▶ [What to work on]:
From the entries below, copy every line where the string "this" appears.

Dataset rows describing interfaces
※ ※ ※

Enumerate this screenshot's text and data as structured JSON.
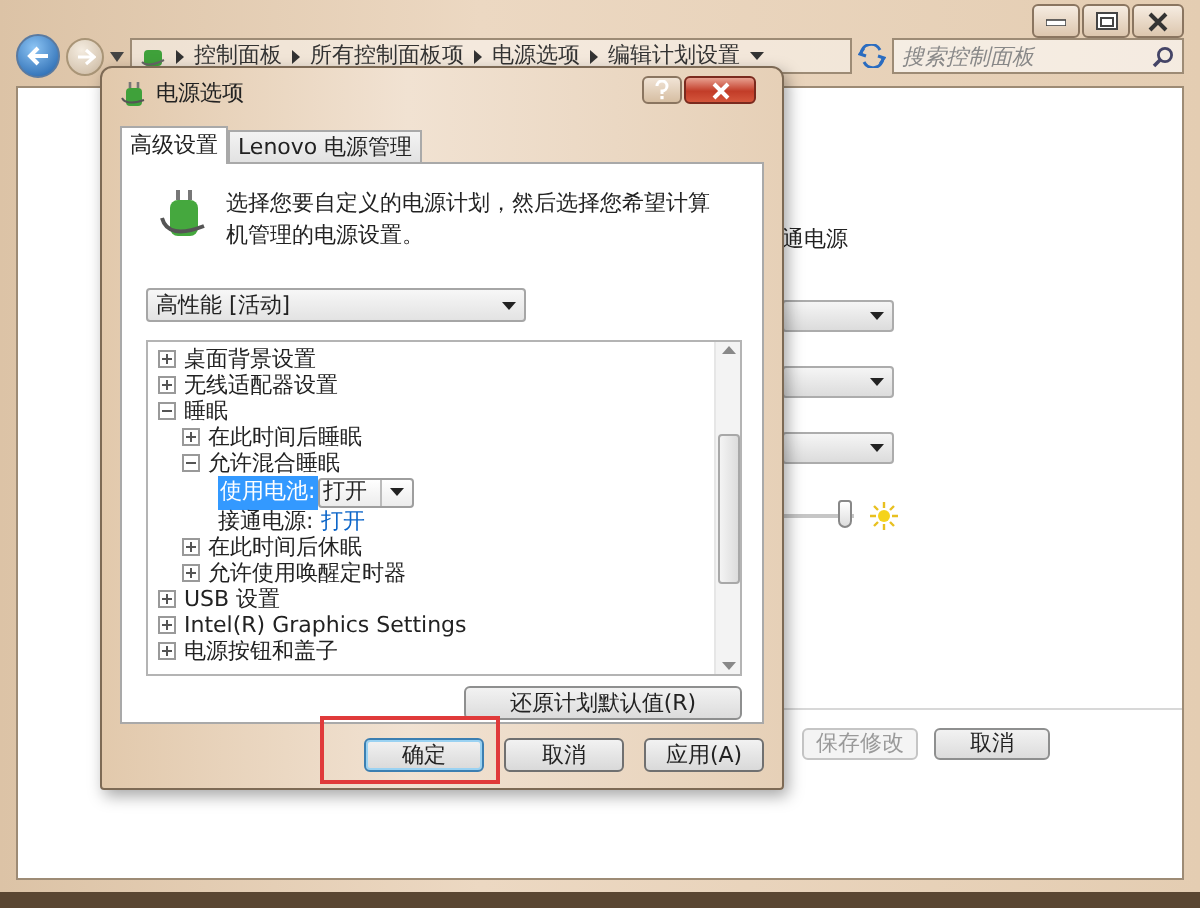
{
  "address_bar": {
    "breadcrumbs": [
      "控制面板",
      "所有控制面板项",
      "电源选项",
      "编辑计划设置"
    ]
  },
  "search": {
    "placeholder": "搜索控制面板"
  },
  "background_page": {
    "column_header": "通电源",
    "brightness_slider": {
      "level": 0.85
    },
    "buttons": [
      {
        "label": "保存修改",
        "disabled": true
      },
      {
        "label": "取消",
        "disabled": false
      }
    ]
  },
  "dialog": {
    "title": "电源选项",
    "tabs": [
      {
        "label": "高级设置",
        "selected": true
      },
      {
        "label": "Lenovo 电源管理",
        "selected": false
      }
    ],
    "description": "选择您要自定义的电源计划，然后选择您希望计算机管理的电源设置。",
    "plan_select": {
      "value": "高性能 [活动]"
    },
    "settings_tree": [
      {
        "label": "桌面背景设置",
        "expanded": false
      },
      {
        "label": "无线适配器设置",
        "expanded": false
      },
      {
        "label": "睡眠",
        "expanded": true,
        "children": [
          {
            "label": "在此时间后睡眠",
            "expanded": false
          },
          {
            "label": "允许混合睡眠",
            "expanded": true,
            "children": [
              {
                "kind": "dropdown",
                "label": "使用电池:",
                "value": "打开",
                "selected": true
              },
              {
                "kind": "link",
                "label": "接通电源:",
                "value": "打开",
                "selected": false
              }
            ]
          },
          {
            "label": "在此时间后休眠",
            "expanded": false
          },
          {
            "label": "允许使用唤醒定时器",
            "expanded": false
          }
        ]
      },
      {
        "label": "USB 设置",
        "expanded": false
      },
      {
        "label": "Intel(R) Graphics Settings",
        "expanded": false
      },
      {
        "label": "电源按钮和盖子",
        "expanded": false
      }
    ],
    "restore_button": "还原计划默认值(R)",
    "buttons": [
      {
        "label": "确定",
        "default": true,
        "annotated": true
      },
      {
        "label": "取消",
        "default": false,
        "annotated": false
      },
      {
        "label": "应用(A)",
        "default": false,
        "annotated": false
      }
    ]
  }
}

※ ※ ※

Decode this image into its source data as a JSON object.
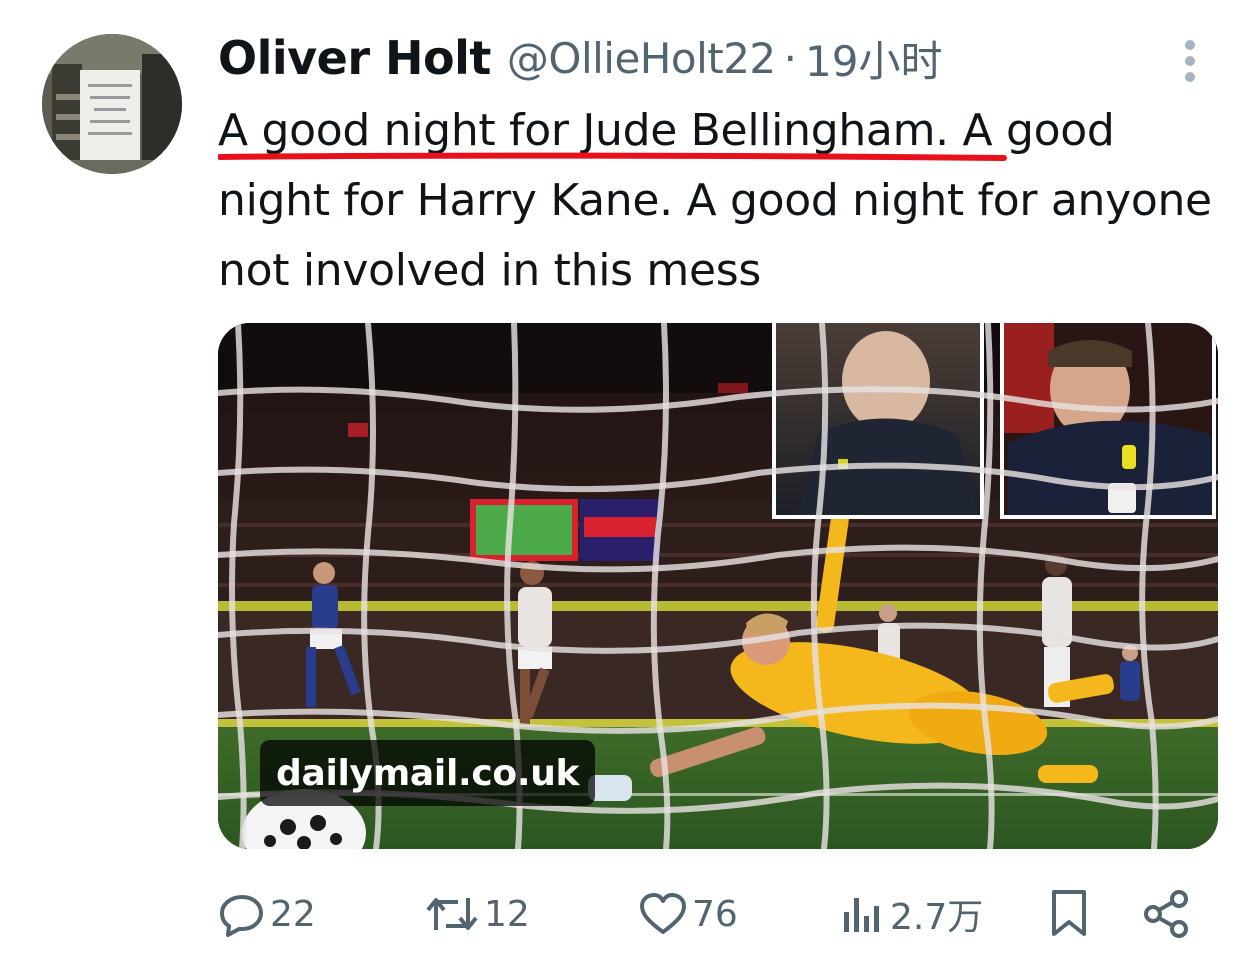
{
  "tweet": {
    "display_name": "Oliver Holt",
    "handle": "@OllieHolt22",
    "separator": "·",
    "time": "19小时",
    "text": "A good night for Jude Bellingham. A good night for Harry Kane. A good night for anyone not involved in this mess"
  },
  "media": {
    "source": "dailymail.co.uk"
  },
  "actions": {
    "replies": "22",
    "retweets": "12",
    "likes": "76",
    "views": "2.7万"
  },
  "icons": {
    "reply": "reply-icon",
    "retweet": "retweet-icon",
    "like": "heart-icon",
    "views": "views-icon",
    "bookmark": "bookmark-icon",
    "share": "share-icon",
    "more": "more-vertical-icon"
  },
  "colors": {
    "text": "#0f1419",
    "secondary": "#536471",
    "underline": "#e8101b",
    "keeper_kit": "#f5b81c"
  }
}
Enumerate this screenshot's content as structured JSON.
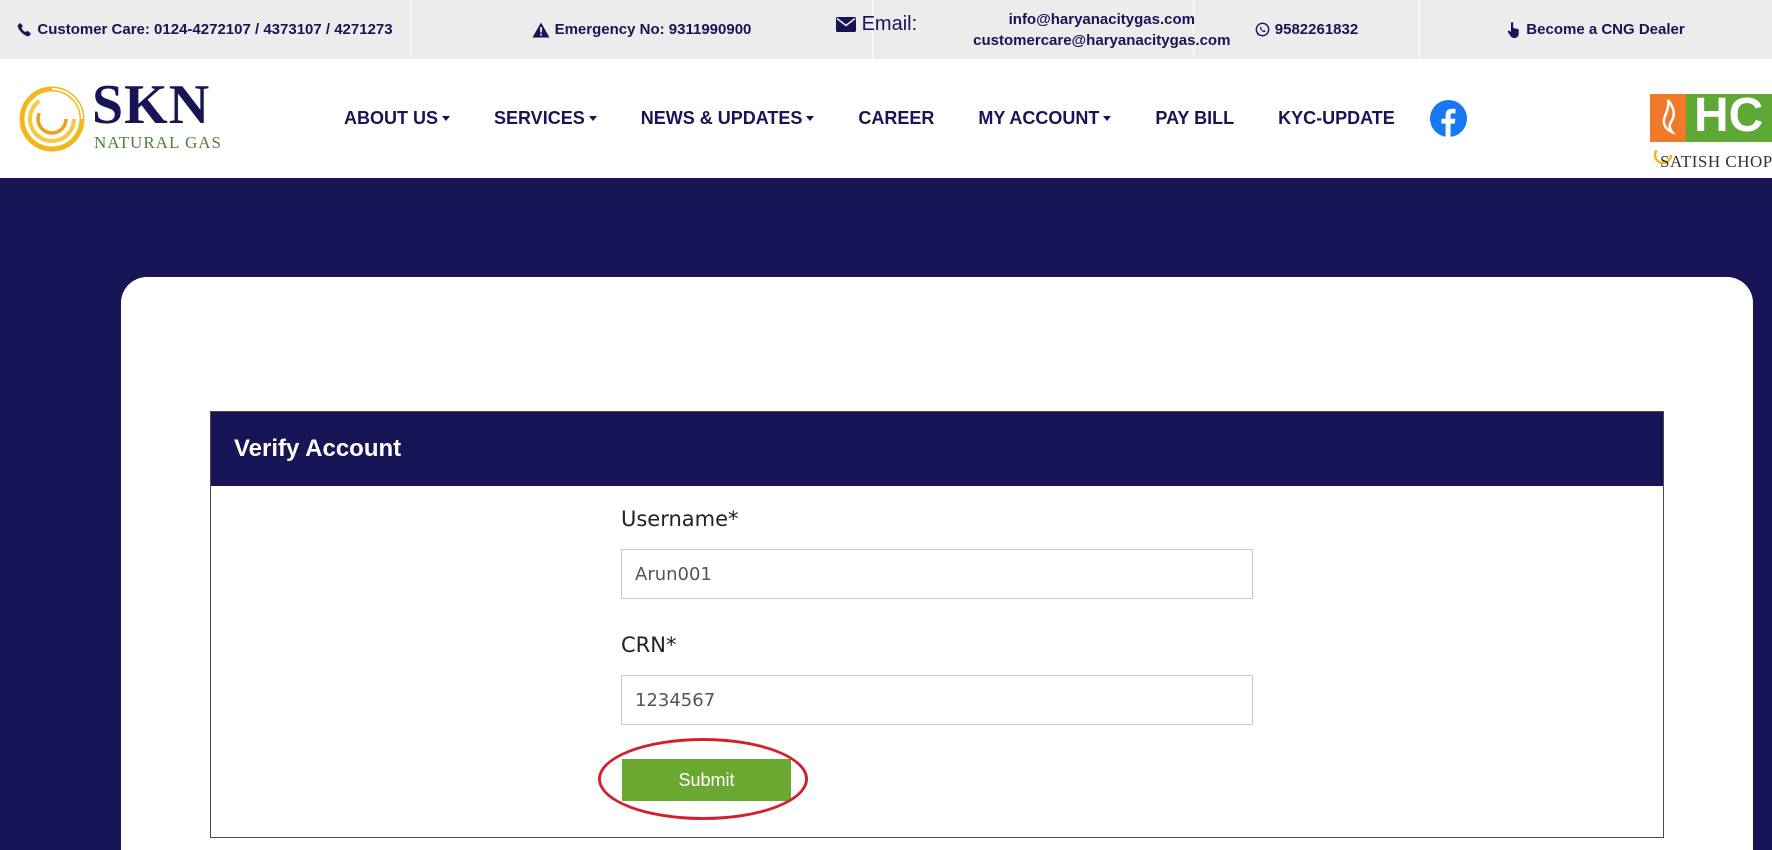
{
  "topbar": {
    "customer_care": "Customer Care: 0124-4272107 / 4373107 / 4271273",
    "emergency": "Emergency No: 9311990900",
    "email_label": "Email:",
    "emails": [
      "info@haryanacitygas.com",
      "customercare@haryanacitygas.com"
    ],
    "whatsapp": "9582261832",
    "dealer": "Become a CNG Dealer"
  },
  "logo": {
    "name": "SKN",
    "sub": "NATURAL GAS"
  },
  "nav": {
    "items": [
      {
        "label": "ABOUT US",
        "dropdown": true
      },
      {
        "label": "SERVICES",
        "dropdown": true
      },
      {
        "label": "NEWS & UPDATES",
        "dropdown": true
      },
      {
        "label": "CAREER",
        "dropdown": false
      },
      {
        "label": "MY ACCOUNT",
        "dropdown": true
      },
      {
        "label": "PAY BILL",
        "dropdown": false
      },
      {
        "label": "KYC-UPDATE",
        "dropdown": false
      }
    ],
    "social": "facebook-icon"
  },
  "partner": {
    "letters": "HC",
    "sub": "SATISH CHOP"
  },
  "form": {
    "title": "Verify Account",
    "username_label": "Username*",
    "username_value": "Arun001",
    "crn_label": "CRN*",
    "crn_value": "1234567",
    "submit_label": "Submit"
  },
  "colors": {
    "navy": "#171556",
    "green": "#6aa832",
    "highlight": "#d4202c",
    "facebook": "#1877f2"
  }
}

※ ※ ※

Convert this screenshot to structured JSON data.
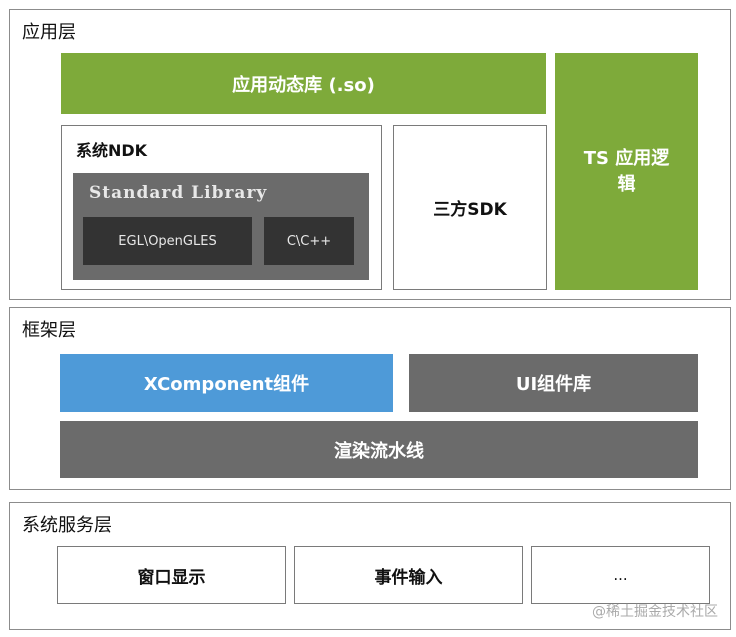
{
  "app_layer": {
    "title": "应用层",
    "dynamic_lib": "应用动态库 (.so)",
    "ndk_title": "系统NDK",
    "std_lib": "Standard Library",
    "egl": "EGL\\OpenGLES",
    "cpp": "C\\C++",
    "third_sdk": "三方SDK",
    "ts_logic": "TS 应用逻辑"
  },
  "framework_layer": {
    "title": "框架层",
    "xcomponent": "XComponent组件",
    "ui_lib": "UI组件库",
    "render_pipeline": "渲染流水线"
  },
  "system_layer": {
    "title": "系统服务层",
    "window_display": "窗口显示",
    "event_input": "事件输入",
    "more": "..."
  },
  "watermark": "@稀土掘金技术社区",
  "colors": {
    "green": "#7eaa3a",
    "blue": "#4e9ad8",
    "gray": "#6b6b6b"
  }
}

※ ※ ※

▶ [Expected answer]:
Enumerate this screenshot's text and data as structured JSON.
Decode this image into its source data as a JSON object.
    "text": "A good night for Jude Bellingham. A good night for Harry Kane. A good night for anyone not involved in this mess"
Enumerate this screenshot's content as structured JSON.
Convert this screenshot to structured JSON data.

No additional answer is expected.